→ **Your goal**: Report each line of the entries that contains the word "账款管家", copied in full.

→ **Input material**:
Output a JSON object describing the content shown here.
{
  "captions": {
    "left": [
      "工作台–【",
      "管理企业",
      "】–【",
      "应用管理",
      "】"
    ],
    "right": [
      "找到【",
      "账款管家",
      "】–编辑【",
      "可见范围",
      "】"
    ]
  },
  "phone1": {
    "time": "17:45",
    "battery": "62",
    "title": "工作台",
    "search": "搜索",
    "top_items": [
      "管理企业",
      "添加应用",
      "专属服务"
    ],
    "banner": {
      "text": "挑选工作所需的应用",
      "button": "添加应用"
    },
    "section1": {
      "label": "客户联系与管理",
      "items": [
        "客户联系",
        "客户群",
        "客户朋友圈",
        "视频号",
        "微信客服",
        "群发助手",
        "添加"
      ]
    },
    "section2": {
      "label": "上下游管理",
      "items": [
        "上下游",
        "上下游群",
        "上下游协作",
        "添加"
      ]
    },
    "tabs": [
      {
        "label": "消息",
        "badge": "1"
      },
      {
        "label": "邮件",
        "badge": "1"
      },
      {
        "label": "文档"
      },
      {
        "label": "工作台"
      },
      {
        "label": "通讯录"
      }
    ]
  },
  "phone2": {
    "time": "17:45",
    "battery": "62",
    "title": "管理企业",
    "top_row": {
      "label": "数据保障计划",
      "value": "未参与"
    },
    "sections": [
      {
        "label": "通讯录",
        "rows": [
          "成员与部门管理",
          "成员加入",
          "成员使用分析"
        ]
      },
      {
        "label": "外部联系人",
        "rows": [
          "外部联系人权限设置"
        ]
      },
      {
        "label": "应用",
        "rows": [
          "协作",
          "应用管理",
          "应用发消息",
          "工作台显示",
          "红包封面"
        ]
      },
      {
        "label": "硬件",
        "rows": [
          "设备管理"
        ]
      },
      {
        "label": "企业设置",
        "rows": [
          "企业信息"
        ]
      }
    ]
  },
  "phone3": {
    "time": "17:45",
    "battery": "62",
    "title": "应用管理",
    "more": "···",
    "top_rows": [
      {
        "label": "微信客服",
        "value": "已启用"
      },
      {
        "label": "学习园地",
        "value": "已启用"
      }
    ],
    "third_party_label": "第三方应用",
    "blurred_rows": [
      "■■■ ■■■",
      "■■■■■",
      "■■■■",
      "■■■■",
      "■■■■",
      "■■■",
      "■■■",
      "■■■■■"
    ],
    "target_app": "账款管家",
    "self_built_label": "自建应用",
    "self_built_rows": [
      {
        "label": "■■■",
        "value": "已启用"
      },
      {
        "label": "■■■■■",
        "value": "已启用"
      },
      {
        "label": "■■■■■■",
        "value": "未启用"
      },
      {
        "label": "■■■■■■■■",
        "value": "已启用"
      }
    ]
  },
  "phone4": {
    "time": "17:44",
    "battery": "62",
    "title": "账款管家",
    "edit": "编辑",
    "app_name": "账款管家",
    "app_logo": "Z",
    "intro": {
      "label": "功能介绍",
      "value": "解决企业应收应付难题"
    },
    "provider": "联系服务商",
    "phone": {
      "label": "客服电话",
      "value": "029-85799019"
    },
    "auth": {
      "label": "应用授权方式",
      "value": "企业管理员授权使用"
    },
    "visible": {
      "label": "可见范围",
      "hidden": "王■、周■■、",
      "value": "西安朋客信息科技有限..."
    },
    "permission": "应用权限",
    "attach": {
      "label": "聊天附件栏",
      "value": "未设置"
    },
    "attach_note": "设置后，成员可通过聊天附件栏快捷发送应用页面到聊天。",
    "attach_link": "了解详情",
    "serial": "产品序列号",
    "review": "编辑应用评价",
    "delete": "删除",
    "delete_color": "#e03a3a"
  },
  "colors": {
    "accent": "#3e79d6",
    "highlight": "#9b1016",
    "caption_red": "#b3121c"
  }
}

→ **Task output**:
      "账款管家",
    "target_app": "账款管家",
    "title": "账款管家",
    "app_name": "账款管家",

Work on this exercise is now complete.